◆ ASSIGNMENT: Give back all of the data verbatim.

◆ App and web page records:
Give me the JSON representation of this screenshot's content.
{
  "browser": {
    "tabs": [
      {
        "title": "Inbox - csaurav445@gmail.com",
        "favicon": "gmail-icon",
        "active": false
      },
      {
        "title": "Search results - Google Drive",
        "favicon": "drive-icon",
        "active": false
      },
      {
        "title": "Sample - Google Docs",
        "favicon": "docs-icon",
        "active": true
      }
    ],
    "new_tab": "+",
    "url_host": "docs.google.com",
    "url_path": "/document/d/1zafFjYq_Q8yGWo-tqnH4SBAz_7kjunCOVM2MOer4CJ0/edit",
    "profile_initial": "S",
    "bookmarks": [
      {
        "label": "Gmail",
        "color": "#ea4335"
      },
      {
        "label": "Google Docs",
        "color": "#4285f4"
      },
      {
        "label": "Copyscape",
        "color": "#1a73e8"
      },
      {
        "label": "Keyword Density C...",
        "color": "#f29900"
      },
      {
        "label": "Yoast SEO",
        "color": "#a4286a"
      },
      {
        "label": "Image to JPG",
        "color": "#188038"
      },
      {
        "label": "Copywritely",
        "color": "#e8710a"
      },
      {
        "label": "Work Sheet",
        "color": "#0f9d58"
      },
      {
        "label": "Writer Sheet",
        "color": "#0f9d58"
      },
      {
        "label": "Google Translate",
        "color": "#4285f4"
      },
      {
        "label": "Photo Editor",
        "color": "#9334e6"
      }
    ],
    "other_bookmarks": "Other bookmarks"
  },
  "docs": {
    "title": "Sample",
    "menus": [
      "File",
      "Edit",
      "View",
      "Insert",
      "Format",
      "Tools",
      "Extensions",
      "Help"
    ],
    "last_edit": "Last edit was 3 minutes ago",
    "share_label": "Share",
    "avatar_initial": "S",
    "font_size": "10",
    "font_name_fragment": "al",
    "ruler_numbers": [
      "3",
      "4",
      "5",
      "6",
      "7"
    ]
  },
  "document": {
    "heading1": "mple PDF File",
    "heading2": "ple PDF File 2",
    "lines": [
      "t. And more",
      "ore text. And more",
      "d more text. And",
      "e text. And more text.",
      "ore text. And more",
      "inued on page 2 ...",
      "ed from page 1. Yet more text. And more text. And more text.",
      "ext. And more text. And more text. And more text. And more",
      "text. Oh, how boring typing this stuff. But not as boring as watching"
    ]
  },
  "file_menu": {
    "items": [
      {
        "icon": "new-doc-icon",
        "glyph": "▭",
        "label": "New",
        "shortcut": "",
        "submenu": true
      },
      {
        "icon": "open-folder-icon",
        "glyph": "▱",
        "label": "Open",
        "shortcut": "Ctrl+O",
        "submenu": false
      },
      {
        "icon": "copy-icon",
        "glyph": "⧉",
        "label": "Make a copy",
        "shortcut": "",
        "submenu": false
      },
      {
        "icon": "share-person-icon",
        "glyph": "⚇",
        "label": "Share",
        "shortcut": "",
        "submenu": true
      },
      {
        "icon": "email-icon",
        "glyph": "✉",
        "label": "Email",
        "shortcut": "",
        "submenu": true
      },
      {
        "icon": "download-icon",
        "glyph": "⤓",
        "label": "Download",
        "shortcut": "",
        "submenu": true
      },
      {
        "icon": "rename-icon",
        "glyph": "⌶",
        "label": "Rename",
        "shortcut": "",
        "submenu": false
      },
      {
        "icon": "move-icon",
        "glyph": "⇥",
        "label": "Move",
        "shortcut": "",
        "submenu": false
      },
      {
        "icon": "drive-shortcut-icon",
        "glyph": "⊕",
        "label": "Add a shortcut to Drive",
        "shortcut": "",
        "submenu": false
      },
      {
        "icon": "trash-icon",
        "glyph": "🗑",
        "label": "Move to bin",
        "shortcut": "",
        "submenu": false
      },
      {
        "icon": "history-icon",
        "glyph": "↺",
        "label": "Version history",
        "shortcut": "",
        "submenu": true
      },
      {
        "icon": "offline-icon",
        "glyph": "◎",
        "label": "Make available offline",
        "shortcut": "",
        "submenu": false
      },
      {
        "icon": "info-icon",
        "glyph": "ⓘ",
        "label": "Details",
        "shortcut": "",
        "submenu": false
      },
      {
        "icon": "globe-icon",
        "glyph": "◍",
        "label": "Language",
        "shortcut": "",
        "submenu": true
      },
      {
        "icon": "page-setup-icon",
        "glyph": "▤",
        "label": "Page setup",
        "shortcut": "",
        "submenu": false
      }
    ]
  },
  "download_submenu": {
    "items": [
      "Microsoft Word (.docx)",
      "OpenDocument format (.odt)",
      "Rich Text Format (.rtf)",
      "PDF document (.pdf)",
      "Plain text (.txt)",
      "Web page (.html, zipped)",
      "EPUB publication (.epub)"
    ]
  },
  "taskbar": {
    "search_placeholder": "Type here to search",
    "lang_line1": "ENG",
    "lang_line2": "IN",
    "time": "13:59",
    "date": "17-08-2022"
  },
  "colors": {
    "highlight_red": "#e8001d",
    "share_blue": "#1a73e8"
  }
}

◆ RESULT:
Give me the JSON representation of this screenshot's content.
{
  "browser": {
    "tabs": [
      {
        "title": "Inbox - csaurav445@gmail.com",
        "favicon": "gmail-icon",
        "active": false
      },
      {
        "title": "Search results - Google Drive",
        "favicon": "drive-icon",
        "active": false
      },
      {
        "title": "Sample - Google Docs",
        "favicon": "docs-icon",
        "active": true
      }
    ],
    "new_tab": "+",
    "url_host": "docs.google.com",
    "url_path": "/document/d/1zafFjYq_Q8yGWo-tqnH4SBAz_7kjunCOVM2MOer4CJ0/edit",
    "profile_initial": "S",
    "bookmarks": [
      {
        "label": "Gmail",
        "color": "#ea4335"
      },
      {
        "label": "Google Docs",
        "color": "#4285f4"
      },
      {
        "label": "Copyscape",
        "color": "#1a73e8"
      },
      {
        "label": "Keyword Density C...",
        "color": "#f29900"
      },
      {
        "label": "Yoast SEO",
        "color": "#a4286a"
      },
      {
        "label": "Image to JPG",
        "color": "#188038"
      },
      {
        "label": "Copywritely",
        "color": "#e8710a"
      },
      {
        "label": "Work Sheet",
        "color": "#0f9d58"
      },
      {
        "label": "Writer Sheet",
        "color": "#0f9d58"
      },
      {
        "label": "Google Translate",
        "color": "#4285f4"
      },
      {
        "label": "Photo Editor",
        "color": "#9334e6"
      }
    ],
    "other_bookmarks": "Other bookmarks"
  },
  "docs": {
    "title": "Sample",
    "menus": [
      "File",
      "Edit",
      "View",
      "Insert",
      "Format",
      "Tools",
      "Extensions",
      "Help"
    ],
    "last_edit": "Last edit was 3 minutes ago",
    "share_label": "Share",
    "avatar_initial": "S",
    "font_size": "10",
    "font_name_fragment": "al",
    "ruler_numbers": [
      "3",
      "4",
      "5",
      "6",
      "7"
    ]
  },
  "document": {
    "heading1": "mple PDF File",
    "heading2": "ple PDF File 2",
    "lines": [
      "t. And more",
      "ore text. And more",
      "d more text. And",
      "e text. And more text.",
      "ore text. And more",
      "inued on page 2 ...",
      "ed from page 1. Yet more text. And more text. And more text.",
      "ext. And more text. And more text. And more text. And more",
      "text. Oh, how boring typing this stuff. But not as boring as watching"
    ]
  },
  "file_menu": {
    "items": [
      {
        "icon": "new-doc-icon",
        "glyph": "▭",
        "label": "New",
        "shortcut": "",
        "submenu": true
      },
      {
        "icon": "open-folder-icon",
        "glyph": "▱",
        "label": "Open",
        "shortcut": "Ctrl+O",
        "submenu": false
      },
      {
        "icon": "copy-icon",
        "glyph": "⧉",
        "label": "Make a copy",
        "shortcut": "",
        "submenu": false
      },
      {
        "icon": "share-person-icon",
        "glyph": "⚇",
        "label": "Share",
        "shortcut": "",
        "submenu": true
      },
      {
        "icon": "email-icon",
        "glyph": "✉",
        "label": "Email",
        "shortcut": "",
        "submenu": true
      },
      {
        "icon": "download-icon",
        "glyph": "⤓",
        "label": "Download",
        "shortcut": "",
        "submenu": true
      },
      {
        "icon": "rename-icon",
        "glyph": "⌶",
        "label": "Rename",
        "shortcut": "",
        "submenu": false
      },
      {
        "icon": "move-icon",
        "glyph": "⇥",
        "label": "Move",
        "shortcut": "",
        "submenu": false
      },
      {
        "icon": "drive-shortcut-icon",
        "glyph": "⊕",
        "label": "Add a shortcut to Drive",
        "shortcut": "",
        "submenu": false
      },
      {
        "icon": "trash-icon",
        "glyph": "🗑",
        "label": "Move to bin",
        "shortcut": "",
        "submenu": false
      },
      {
        "icon": "history-icon",
        "glyph": "↺",
        "label": "Version history",
        "shortcut": "",
        "submenu": true
      },
      {
        "icon": "offline-icon",
        "glyph": "◎",
        "label": "Make available offline",
        "shortcut": "",
        "submenu": false
      },
      {
        "icon": "info-icon",
        "glyph": "ⓘ",
        "label": "Details",
        "shortcut": "",
        "submenu": false
      },
      {
        "icon": "globe-icon",
        "glyph": "◍",
        "label": "Language",
        "shortcut": "",
        "submenu": true
      },
      {
        "icon": "page-setup-icon",
        "glyph": "▤",
        "label": "Page setup",
        "shortcut": "",
        "submenu": false
      }
    ]
  },
  "download_submenu": {
    "items": [
      "Microsoft Word (.docx)",
      "OpenDocument format (.odt)",
      "Rich Text Format (.rtf)",
      "PDF document (.pdf)",
      "Plain text (.txt)",
      "Web page (.html, zipped)",
      "EPUB publication (.epub)"
    ]
  },
  "taskbar": {
    "search_placeholder": "Type here to search",
    "lang_line1": "ENG",
    "lang_line2": "IN",
    "time": "13:59",
    "date": "17-08-2022"
  },
  "colors": {
    "highlight_red": "#e8001d",
    "share_blue": "#1a73e8"
  }
}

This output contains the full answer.